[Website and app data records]

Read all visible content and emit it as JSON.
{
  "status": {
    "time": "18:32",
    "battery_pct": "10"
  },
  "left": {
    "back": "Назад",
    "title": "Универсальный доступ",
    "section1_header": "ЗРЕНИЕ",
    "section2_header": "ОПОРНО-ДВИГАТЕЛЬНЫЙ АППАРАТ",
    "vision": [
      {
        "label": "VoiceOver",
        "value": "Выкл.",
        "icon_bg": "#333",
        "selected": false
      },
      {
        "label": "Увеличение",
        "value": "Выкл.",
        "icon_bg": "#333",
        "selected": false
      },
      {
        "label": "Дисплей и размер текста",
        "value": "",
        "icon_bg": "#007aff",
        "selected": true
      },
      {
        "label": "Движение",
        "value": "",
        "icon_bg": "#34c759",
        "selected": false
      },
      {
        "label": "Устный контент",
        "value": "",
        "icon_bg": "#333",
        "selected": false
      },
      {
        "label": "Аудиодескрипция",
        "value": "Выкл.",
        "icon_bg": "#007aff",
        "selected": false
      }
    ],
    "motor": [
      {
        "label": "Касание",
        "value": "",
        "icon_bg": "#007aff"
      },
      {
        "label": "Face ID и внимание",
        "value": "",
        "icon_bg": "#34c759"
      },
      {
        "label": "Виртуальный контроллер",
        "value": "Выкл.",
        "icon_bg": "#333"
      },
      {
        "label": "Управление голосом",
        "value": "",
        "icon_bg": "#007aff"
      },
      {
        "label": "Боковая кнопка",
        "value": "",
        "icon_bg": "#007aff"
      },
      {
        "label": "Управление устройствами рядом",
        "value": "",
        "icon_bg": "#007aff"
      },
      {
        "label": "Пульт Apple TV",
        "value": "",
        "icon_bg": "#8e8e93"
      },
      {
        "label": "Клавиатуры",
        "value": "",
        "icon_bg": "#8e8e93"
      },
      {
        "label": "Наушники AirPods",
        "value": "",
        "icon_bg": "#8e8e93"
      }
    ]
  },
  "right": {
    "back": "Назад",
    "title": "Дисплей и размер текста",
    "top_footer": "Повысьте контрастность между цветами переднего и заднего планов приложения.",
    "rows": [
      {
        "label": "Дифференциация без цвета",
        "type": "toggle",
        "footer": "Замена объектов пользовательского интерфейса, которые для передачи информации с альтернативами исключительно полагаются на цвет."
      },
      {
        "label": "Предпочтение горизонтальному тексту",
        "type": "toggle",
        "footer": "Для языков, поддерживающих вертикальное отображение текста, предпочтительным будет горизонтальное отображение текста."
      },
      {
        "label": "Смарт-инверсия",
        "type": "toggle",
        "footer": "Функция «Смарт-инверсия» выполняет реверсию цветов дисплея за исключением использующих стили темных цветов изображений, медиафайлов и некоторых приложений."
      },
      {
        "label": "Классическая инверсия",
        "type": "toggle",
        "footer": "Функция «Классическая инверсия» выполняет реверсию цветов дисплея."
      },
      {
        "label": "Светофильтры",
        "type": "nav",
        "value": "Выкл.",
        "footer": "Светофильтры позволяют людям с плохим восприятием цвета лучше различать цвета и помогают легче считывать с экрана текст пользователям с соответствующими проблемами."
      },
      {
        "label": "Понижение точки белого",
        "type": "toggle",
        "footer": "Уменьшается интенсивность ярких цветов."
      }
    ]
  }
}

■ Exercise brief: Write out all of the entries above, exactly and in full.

■ Task response:
Read all visible content and emit it as JSON.
{
  "status": {
    "time": "18:32",
    "battery_pct": "10"
  },
  "left": {
    "back": "Назад",
    "title": "Универсальный доступ",
    "section1_header": "ЗРЕНИЕ",
    "section2_header": "ОПОРНО-ДВИГАТЕЛЬНЫЙ АППАРАТ",
    "vision": [
      {
        "label": "VoiceOver",
        "value": "Выкл.",
        "icon_bg": "#333",
        "selected": false
      },
      {
        "label": "Увеличение",
        "value": "Выкл.",
        "icon_bg": "#333",
        "selected": false
      },
      {
        "label": "Дисплей и размер текста",
        "value": "",
        "icon_bg": "#007aff",
        "selected": true
      },
      {
        "label": "Движение",
        "value": "",
        "icon_bg": "#34c759",
        "selected": false
      },
      {
        "label": "Устный контент",
        "value": "",
        "icon_bg": "#333",
        "selected": false
      },
      {
        "label": "Аудиодескрипция",
        "value": "Выкл.",
        "icon_bg": "#007aff",
        "selected": false
      }
    ],
    "motor": [
      {
        "label": "Касание",
        "value": "",
        "icon_bg": "#007aff"
      },
      {
        "label": "Face ID и внимание",
        "value": "",
        "icon_bg": "#34c759"
      },
      {
        "label": "Виртуальный контроллер",
        "value": "Выкл.",
        "icon_bg": "#333"
      },
      {
        "label": "Управление голосом",
        "value": "",
        "icon_bg": "#007aff"
      },
      {
        "label": "Боковая кнопка",
        "value": "",
        "icon_bg": "#007aff"
      },
      {
        "label": "Управление устройствами рядом",
        "value": "",
        "icon_bg": "#007aff"
      },
      {
        "label": "Пульт Apple TV",
        "value": "",
        "icon_bg": "#8e8e93"
      },
      {
        "label": "Клавиатуры",
        "value": "",
        "icon_bg": "#8e8e93"
      },
      {
        "label": "Наушники AirPods",
        "value": "",
        "icon_bg": "#8e8e93"
      }
    ]
  },
  "right": {
    "back": "Назад",
    "title": "Дисплей и размер текста",
    "top_footer": "Повысьте контрастность между цветами переднего и заднего планов приложения.",
    "rows": [
      {
        "label": "Дифференциация без цвета",
        "type": "toggle",
        "footer": "Замена объектов пользовательского интерфейса, которые для передачи информации с альтернативами исключительно полагаются на цвет."
      },
      {
        "label": "Предпочтение горизонтальному тексту",
        "type": "toggle",
        "footer": "Для языков, поддерживающих вертикальное отображение текста, предпочтительным будет горизонтальное отображение текста."
      },
      {
        "label": "Смарт-инверсия",
        "type": "toggle",
        "footer": "Функция «Смарт-инверсия» выполняет реверсию цветов дисплея за исключением использующих стили темных цветов изображений, медиафайлов и некоторых приложений."
      },
      {
        "label": "Классическая инверсия",
        "type": "toggle",
        "footer": "Функция «Классическая инверсия» выполняет реверсию цветов дисплея."
      },
      {
        "label": "Светофильтры",
        "type": "nav",
        "value": "Выкл.",
        "footer": "Светофильтры позволяют людям с плохим восприятием цвета лучше различать цвета и помогают легче считывать с экрана текст пользователям с соответствующими проблемами."
      },
      {
        "label": "Понижение точки белого",
        "type": "toggle",
        "footer": "Уменьшается интенсивность ярких цветов."
      }
    ]
  }
}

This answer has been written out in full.